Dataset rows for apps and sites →
*** Begin section ***

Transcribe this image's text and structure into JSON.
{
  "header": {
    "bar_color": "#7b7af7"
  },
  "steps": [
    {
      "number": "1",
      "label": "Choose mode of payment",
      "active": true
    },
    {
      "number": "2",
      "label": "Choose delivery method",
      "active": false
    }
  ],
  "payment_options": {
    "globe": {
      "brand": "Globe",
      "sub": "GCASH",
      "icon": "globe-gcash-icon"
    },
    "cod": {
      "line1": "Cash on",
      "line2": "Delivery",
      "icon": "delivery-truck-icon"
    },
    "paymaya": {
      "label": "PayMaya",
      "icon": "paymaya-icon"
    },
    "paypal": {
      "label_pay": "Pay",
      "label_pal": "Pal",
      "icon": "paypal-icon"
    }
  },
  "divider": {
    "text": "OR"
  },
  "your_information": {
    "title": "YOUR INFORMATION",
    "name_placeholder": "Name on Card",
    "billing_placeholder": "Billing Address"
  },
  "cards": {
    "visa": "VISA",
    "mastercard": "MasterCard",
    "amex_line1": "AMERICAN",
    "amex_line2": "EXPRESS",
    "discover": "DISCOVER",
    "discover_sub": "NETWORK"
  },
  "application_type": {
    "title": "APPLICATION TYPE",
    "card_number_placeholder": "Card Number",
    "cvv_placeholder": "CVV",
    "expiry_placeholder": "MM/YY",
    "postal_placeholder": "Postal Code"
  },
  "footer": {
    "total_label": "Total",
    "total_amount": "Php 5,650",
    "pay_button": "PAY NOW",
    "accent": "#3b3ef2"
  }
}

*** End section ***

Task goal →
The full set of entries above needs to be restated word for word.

Your response →
Transcribe this image's text and structure into JSON.
{
  "header": {
    "bar_color": "#7b7af7"
  },
  "steps": [
    {
      "number": "1",
      "label": "Choose mode of payment",
      "active": true
    },
    {
      "number": "2",
      "label": "Choose delivery method",
      "active": false
    }
  ],
  "payment_options": {
    "globe": {
      "brand": "Globe",
      "sub": "GCASH",
      "icon": "globe-gcash-icon"
    },
    "cod": {
      "line1": "Cash on",
      "line2": "Delivery",
      "icon": "delivery-truck-icon"
    },
    "paymaya": {
      "label": "PayMaya",
      "icon": "paymaya-icon"
    },
    "paypal": {
      "label_pay": "Pay",
      "label_pal": "Pal",
      "icon": "paypal-icon"
    }
  },
  "divider": {
    "text": "OR"
  },
  "your_information": {
    "title": "YOUR INFORMATION",
    "name_placeholder": "Name on Card",
    "billing_placeholder": "Billing Address"
  },
  "cards": {
    "visa": "VISA",
    "mastercard": "MasterCard",
    "amex_line1": "AMERICAN",
    "amex_line2": "EXPRESS",
    "discover": "DISCOVER",
    "discover_sub": "NETWORK"
  },
  "application_type": {
    "title": "APPLICATION TYPE",
    "card_number_placeholder": "Card Number",
    "cvv_placeholder": "CVV",
    "expiry_placeholder": "MM/YY",
    "postal_placeholder": "Postal Code"
  },
  "footer": {
    "total_label": "Total",
    "total_amount": "Php 5,650",
    "pay_button": "PAY NOW",
    "accent": "#3b3ef2"
  }
}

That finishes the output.